*EXERCISE:* Whenever a line of the records below contains the word "label", copy that line.

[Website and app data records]
=====
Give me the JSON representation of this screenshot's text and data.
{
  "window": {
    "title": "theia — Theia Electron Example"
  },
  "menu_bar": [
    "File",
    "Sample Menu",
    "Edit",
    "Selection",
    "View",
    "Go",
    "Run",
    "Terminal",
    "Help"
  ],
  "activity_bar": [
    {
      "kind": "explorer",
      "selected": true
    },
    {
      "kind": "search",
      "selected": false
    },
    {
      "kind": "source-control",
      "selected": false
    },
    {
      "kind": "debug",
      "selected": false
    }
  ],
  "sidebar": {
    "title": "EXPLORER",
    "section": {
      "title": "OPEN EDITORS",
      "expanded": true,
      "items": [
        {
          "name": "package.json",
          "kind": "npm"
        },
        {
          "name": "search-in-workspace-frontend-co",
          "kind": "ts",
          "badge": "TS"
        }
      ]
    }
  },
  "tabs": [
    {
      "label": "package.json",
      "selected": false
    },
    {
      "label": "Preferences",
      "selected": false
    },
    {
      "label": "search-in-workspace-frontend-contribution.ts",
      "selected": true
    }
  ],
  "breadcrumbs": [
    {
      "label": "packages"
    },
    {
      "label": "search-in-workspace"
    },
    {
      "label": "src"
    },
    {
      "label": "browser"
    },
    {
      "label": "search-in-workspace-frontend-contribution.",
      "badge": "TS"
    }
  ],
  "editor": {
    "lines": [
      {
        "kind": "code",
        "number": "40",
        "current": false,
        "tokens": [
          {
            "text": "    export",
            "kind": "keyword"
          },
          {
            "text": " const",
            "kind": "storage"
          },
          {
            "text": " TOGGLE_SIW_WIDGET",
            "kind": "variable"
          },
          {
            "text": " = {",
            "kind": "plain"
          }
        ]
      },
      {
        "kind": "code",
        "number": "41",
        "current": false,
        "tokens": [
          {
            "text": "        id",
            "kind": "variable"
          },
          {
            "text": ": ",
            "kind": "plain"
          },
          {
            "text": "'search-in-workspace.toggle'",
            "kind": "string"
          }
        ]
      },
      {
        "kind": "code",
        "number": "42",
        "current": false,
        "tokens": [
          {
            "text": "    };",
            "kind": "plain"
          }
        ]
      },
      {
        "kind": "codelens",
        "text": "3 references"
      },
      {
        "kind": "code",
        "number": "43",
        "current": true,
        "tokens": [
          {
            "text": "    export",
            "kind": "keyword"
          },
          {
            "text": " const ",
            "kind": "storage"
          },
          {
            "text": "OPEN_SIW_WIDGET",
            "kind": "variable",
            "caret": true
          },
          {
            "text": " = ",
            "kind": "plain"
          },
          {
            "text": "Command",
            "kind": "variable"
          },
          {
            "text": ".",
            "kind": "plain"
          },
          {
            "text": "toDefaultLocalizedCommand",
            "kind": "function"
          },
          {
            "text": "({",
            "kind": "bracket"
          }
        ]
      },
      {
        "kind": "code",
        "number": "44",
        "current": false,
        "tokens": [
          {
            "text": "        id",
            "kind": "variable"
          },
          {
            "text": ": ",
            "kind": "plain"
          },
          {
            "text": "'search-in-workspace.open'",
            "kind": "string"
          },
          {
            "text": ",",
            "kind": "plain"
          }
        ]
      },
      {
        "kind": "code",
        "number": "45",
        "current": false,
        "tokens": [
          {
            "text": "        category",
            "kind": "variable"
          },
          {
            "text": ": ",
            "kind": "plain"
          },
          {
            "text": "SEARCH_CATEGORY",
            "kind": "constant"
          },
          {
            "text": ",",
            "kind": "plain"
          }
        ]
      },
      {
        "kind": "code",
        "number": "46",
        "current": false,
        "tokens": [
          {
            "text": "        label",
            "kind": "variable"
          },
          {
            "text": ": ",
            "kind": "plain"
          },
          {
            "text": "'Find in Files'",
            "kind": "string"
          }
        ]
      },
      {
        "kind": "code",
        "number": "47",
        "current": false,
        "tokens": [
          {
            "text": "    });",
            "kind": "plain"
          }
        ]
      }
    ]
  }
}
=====
*OUTPUT FOR THIS EXERCISE:*
      "label": "package.json",
      "label": "Preferences",
      "label": "search-in-workspace-frontend-contribution.ts",
      "label": "packages"
      "label": "search-in-workspace"
      "label": "src"
      "label": "browser"
      "label": "search-in-workspace-frontend-contribution.",
            "text": "        label",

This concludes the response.